Joints between low temperature and high temperature superconducting materials for future magnet systems

The next generation of ultra-high field magnets will rely on the unique properties of high temperature superconducting (HTS) materials in the highest field regions, but will also use cheaper conventional low temperature superconducting (LTS) materials like NbTi and Nb3Sn for the lower field areas.  Magnets would be much simpler to design and build if superconducting joints could be made both between lengths of HTS materials and also between HTS and LTS materials, but there have been no reliable processing strategies yet designed to manufacture these HTS/LTS joints.  The student will work closely with our industrial partners Oxford Instruments and Siemens Healthineers to study the feasibility of making joints between state of the art commercial superconducting materials, to understand how to control unwanted reactions at the joint interfaces and to measure the performance of prototype joints at high currents and in high magnetic fields. There will be opportunities for the student to spend time in the partner laboratories near Oxford, and to become an expert in the correlation of microstructure with superconducting properties of the materials critical for future magnet designs.

High current joints measured as a function of applied magnetic field

High current joints measured as a function of applied magnetic field

The description above outlines a possible new research project being offered to prospective new postgraduate students.

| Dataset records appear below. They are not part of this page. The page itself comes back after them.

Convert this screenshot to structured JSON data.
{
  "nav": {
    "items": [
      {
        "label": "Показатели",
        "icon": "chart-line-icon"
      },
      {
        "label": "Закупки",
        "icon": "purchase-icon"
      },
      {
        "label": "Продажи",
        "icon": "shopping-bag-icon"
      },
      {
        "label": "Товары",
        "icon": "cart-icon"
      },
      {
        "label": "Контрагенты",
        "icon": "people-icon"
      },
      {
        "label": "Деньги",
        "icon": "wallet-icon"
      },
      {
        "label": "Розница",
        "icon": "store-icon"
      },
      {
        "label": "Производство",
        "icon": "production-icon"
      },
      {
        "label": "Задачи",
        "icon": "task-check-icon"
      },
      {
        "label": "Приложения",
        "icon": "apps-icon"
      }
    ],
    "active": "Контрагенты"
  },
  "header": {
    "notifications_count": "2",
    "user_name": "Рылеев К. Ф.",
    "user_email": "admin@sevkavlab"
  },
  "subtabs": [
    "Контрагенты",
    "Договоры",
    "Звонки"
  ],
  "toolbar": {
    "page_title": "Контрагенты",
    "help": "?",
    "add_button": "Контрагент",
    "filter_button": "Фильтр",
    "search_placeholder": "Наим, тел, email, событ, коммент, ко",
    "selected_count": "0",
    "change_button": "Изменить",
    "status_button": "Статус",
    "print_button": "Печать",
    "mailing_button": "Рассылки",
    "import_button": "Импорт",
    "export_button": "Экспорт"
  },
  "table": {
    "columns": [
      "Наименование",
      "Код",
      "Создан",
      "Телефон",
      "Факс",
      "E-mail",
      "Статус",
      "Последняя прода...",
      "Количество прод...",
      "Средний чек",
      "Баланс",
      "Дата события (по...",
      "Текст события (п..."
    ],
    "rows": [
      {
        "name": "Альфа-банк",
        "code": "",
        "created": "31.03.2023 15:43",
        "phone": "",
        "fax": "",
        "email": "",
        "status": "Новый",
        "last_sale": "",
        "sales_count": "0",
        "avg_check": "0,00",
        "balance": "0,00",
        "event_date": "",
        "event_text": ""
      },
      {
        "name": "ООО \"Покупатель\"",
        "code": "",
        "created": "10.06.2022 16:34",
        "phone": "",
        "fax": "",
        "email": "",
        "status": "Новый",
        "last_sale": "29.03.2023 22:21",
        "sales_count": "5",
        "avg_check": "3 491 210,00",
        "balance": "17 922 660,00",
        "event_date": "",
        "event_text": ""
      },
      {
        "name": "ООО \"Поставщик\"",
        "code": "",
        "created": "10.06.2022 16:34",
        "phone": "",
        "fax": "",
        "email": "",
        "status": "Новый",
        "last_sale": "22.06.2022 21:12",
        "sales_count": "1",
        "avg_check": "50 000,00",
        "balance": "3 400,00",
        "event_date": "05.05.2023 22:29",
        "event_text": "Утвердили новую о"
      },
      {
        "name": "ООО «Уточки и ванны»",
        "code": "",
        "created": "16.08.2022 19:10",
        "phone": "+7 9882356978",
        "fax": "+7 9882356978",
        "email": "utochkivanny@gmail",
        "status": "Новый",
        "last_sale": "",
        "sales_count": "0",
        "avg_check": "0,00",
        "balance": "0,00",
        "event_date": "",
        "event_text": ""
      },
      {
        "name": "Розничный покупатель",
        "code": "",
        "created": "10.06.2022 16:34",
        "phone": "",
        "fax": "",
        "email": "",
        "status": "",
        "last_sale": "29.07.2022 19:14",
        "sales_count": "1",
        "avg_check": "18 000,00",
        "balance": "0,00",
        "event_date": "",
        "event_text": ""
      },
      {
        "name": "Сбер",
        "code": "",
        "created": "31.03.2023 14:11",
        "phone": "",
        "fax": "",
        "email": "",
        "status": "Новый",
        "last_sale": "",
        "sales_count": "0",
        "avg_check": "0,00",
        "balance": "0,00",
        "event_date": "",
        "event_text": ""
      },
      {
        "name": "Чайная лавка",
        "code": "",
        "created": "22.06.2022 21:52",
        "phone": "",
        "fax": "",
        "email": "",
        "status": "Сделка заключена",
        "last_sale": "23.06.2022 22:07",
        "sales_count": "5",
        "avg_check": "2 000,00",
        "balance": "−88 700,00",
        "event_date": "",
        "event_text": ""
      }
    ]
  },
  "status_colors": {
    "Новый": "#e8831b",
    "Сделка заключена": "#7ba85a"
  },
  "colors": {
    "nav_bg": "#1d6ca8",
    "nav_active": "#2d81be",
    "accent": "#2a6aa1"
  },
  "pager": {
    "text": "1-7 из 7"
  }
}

For full details of all postgraduate research projects available for new students and how to apply, please see postgraduate projects available.

Note that post-doctoral research positions are advertised under "Work with Us"

Project supervisors can submit details of new projects or provide updates for existing projects.


Quickly identify other projects available using the filters below.